Nearly every parent that comes to me with a toddler who has a speech delay asks me the same thing: “Do you think s/he has apraxia?”
Childhood apraxia of speech or CAS is a neurological speech sound disorder in which speech movements are impaired by deficits in reflexes and tone of the speech mechanism. CAS is caused by neurological impairment, either developmental or acquired from an injury. The impairment is displayed through errors in speech sound production and prosody.
This disorder is not as common as many believe. It is often marked by some or all of the following; groping, drooling, a change in vowels, and different productions of the same words over time (dog –> dod, da, gog, did). More often, children have a phonological processing disorder which is marked by similar production of the same word over time (dog –> dod, dod, dod) and similar errors across words (g is always produced d).

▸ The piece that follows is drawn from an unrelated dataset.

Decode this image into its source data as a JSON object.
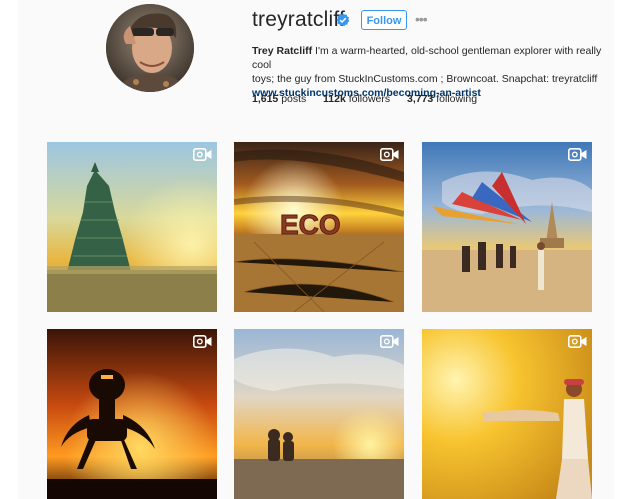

CAS is often over-diagnosed and under-treated. There are many tell-tale signs of both disorders but the only people who should ever diagnose and treat CAS are trained speech-language pathologists. If your child is still highly unintelligible by age 3, it may be time to make an appointment with a speech-language pathologist.
Childhood Apraxia of Speech – How Do I Know If My Child Has It?